Pat—It’s kinda difficult to communicate just just exactly how hefty the apparatus ended up being in those days and just how much of it there clearly was to accomplish any such thing. It absolutely was simply enormous. Also it’s additionally difficult to communicate just just how restricted the offerings had been on TV. The idea of seeing a band from downtown on television, it had been astounding.
Emily—It ended up being pre-MTV.
Pat—Yeah, MTV began like ’81. Therefore, you understand?
Emily—We worked in cable tv it was coming, but it was so not there yet so we knew. After all, the first times of cable ny, the thing that was occurring in nyc ended up being just occurring in, like, a number of other towns where they actually had regional access and these people were literally wiring up the city building because they build. Like searching holes and wiring up buildings that are individual. It absolutely was actually Cowboys and Indians.
Pat—It took us years in our building before we even got it. We might need to visit, there was clearly a bar called Paul’s Lounge on 11th Street and third Avenue, as soon as we began doing our show Nightclubbing, that’s where individuals would go to view it. You understand, many people didn’t have cable downtown.

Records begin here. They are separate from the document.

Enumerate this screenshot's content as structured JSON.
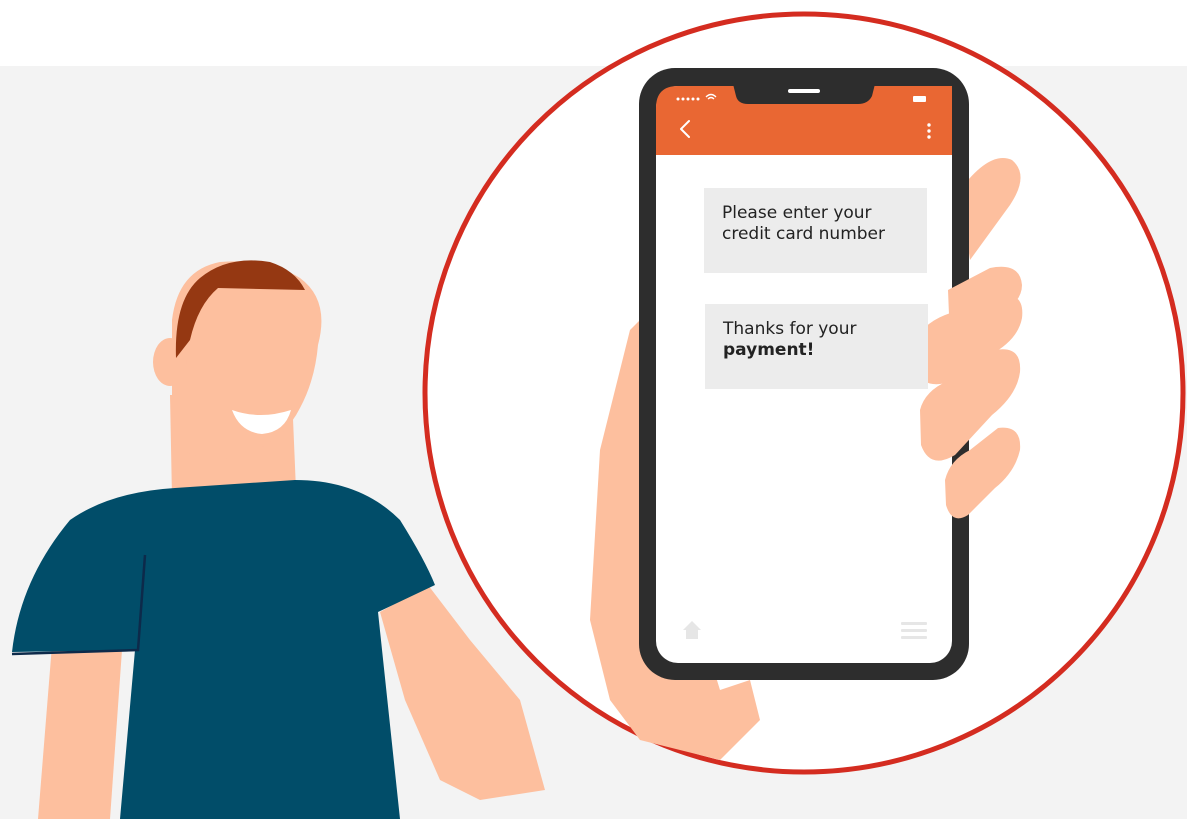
{
  "colors": {
    "page_background": "#ffffff",
    "backdrop": "#f3f3f3",
    "lens_fill": "#ffffff",
    "lens_ring": "#d42c20",
    "skin": "#fdbf9e",
    "hair": "#953812",
    "shirt": "#014d69",
    "phone_frame": "#2d2d2d",
    "app_header": "#e96733",
    "screen": "#ffffff",
    "bubble": "#ececec",
    "nav_icons": "#e6e6e6"
  },
  "icons": {
    "signal": "signal-dots-icon",
    "wifi": "wifi-icon",
    "battery": "battery-icon",
    "back": "chevron-left-icon",
    "more": "more-vertical-icon",
    "home": "home-icon",
    "menu": "hamburger-menu-icon"
  },
  "chat": {
    "messages": [
      {
        "line1": "Please enter your",
        "line2": "credit card number"
      },
      {
        "line1": "Thanks for your",
        "line2_bold": "payment!"
      }
    ]
  }
}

They wired the top of East Side. They wired top of the Western Side. But Lower Manhattan, Lower East Side, have you been joking me?
Emily—we had been off Houston Street like down Orchard like one, two, three structures down. We had been last because there had not been a complete lot of earnings here. And probably great deal of people that would default on the bills and material.
Pat—You know, Lower East Side, the cops wouldn’t come; the Fire Department would hardly come.
Emily—The trash could be acquired actually erratically in those days in the’70s that are late.
Buttons collected by Pat Ivers and Emily Armstrong.
Pat—Again, it is difficult to communicate exactly how much of a area—
Emily—You see these images of those abandoned lots. Every wall that is single graffiti. It had been actually that way. That’s not just one model of image they selected. It absolutely was actually like this. You might walk for obstructs plus it would seem like that. And also you wouldn’t walk. I became afraid to walk down Avenue A. We stuck to 1st Avenue, second Avenue. But, you realize, since the Lower Side was such a nasty spot, flats had been actually, actually low priced. My first apartment had been $66 four weeks. Once I relocated to Orchard Street—because we came across my boyfriend then, my hubby now—he resided on Orchard Street in this building that were renovated within the ’20s, so that it had, like, genuine restrooms and things like that. From the fretting it and thinking ‘how am I going to cover $140 in lease.’
Everybody we knew had apartments that are cheap. Individuals lived in crazy commercial structures with one sink. It had been amazing. Individuals didn’t need to work a great deal. You might have a part-time task. Bands had rehearsal areas, fairly priced.
Pat—It’s an argument that is real the yearly wage that Andrew Yang is speaking about. It offers individuals the opportunity to be creative. Laughs
Emily—And everyone had been mail order brides dating super thin cause we couldn’t have that much food. Laughs we’d several things not lots of things.
Pat—We wandered every-where.
Emily—Being a new individual now, working with these actually high rents and material, we didn’t have that issue. And then we would head to, like, art spaces to have free wine and consume cheese and things like that. There was previously this place that is irish 23rd Street which had these steamer trays out in the middle of the area. There’d be free hors d’oeuvres. I went pleased hour. It’d be, like bad meatballs and material. I happened to be referring to that with my hubby: ‘That will be my supper.’ Things had been cheaper and also as outcome, life ended up being cheaper. You had been simply available to you.